■ Input data:
- Opening Delimiter -

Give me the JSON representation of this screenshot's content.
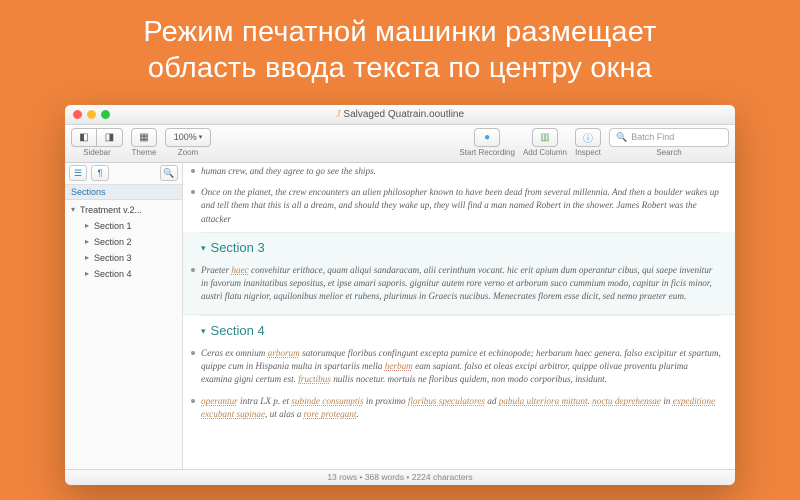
{
  "hero": {
    "line1": "Режим печатной машинки размещает",
    "line2": "область ввода текста по центру окна"
  },
  "window": {
    "title": "Salvaged Quatrain.ooutline"
  },
  "toolbar": {
    "sidebar_label": "Sidebar",
    "theme_label": "Theme",
    "zoom_label": "Zoom",
    "zoom_value": "100%",
    "start_recording_label": "Start Recording",
    "add_column_label": "Add Column",
    "inspect_label": "Inspect",
    "search_label": "Search",
    "search_placeholder": "Batch Find"
  },
  "sidebar": {
    "sections_hdr": "Sections",
    "root": "Treatment v.2...",
    "items": [
      "Section 1",
      "Section 2",
      "Section 3",
      "Section 4"
    ]
  },
  "content": {
    "p0": "human crew, and they agree to go see the ships.",
    "p1": "Once on the planet, the crew encounters an alien philosopher known to have been dead from several millennia. And then a boulder wakes up and tell them that this is all a dream, and should they wake up, they will find a man named Robert in the shower. James Robert was the attacker",
    "s3": "Section 3",
    "p2a": "Praeter ",
    "p2u1": "haec",
    "p2b": " convehitur erithace, quam aliqui sandaracam, alii cerinthum vocant. hic erit apium dum operantur cibus, qui saepe invenitur in favorum inanitatibus sepositus, et ipse amari saporis. gignitur autem rore verno et arborum suco cummium modo, capitur in ficis minor, austri flatu nigrior, aquilonibus melior et rubens, plurimus in Graecis nucibus. Menecrates florem esse dicit, sed nemo praeter eum.",
    "s4": "Section 4",
    "p3a": "Ceras ex omnium ",
    "p3u1": "arborum",
    "p3b": " satorumque floribus confingunt excepta pumice et echinopode; herbarum haec genera. falso excipitur et spartum, quippe cum in Hispania multa in spartariis mella ",
    "p3u2": "herbam",
    "p3c": " eam sapiant. falso et oleas excipi arbitror, quippe olivae proventu plurima examina gigni certum est. ",
    "p3u3": "fructibus",
    "p3d": " nullis nocetur. mortuis ne floribus quidem, non modo corporibus, insidunt.",
    "p4a": "operantur",
    "p4b": " intra LX p. et ",
    "p4u1": "subinde consumptis",
    "p4c": " in proximo ",
    "p4u2": "floribus speculatores",
    "p4d": " ad ",
    "p4u3": "pabula ulteriora mittunt",
    "p4e": ". ",
    "p4u4": "noctu deprehensae",
    "p4f": " in ",
    "p4u5": "expeditione excubant supinae",
    "p4g": ", ut alas a ",
    "p4u6": "rore protegant",
    "p4h": "."
  },
  "status": {
    "text": "13 rows • 368 words • 2224 characters"
  }
}
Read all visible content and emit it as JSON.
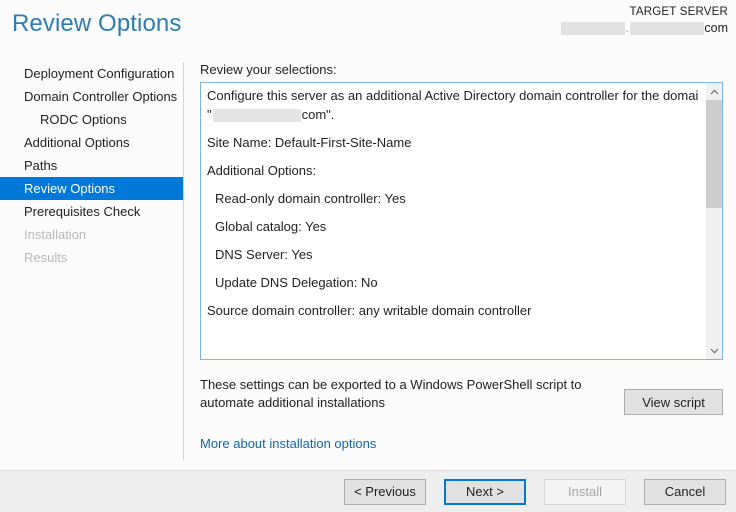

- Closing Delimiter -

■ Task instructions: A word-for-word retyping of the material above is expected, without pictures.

■ Answer space:
Give me the JSON representation of this screenshot's content.
{
  "hero": {
    "line1": "Режим печатной машинки размещает",
    "line2": "область ввода текста по центру окна"
  },
  "window": {
    "title": "Salvaged Quatrain.ooutline"
  },
  "toolbar": {
    "sidebar_label": "Sidebar",
    "theme_label": "Theme",
    "zoom_label": "Zoom",
    "zoom_value": "100%",
    "start_recording_label": "Start Recording",
    "add_column_label": "Add Column",
    "inspect_label": "Inspect",
    "search_label": "Search",
    "search_placeholder": "Batch Find"
  },
  "sidebar": {
    "sections_hdr": "Sections",
    "root": "Treatment v.2...",
    "items": [
      "Section 1",
      "Section 2",
      "Section 3",
      "Section 4"
    ]
  },
  "content": {
    "p0": "human crew, and they agree to go see the ships.",
    "p1": "Once on the planet, the crew encounters an alien philosopher known to have been dead from several millennia. And then a boulder wakes up and tell them that this is all a dream, and should they wake up, they will find a man named Robert in the shower. James Robert was the attacker",
    "s3": "Section 3",
    "p2a": "Praeter ",
    "p2u1": "haec",
    "p2b": " convehitur erithace, quam aliqui sandaracam, alii cerinthum vocant. hic erit apium dum operantur cibus, qui saepe invenitur in favorum inanitatibus sepositus, et ipse amari saporis. gignitur autem rore verno et arborum suco cummium modo, capitur in ficis minor, austri flatu nigrior, aquilonibus melior et rubens, plurimus in Graecis nucibus. Menecrates florem esse dicit, sed nemo praeter eum.",
    "s4": "Section 4",
    "p3a": "Ceras ex omnium ",
    "p3u1": "arborum",
    "p3b": " satorumque floribus confingunt excepta pumice et echinopode; herbarum haec genera. falso excipitur et spartum, quippe cum in Hispania multa in spartariis mella ",
    "p3u2": "herbam",
    "p3c": " eam sapiant. falso et oleas excipi arbitror, quippe olivae proventu plurima examina gigni certum est. ",
    "p3u3": "fructibus",
    "p3d": " nullis nocetur. mortuis ne floribus quidem, non modo corporibus, insidunt.",
    "p4a": "operantur",
    "p4b": " intra LX p. et ",
    "p4u1": "subinde consumptis",
    "p4c": " in proximo ",
    "p4u2": "floribus speculatores",
    "p4d": " ad ",
    "p4u3": "pabula ulteriora mittunt",
    "p4e": ". ",
    "p4u4": "noctu deprehensae",
    "p4f": " in ",
    "p4u5": "expeditione excubant supinae",
    "p4g": ", ut alas a ",
    "p4u6": "rore protegant",
    "p4h": "."
  },
  "status": {
    "text": "13 rows • 368 words • 2224 characters"
  }
}
Read all visible content and emit it as JSON.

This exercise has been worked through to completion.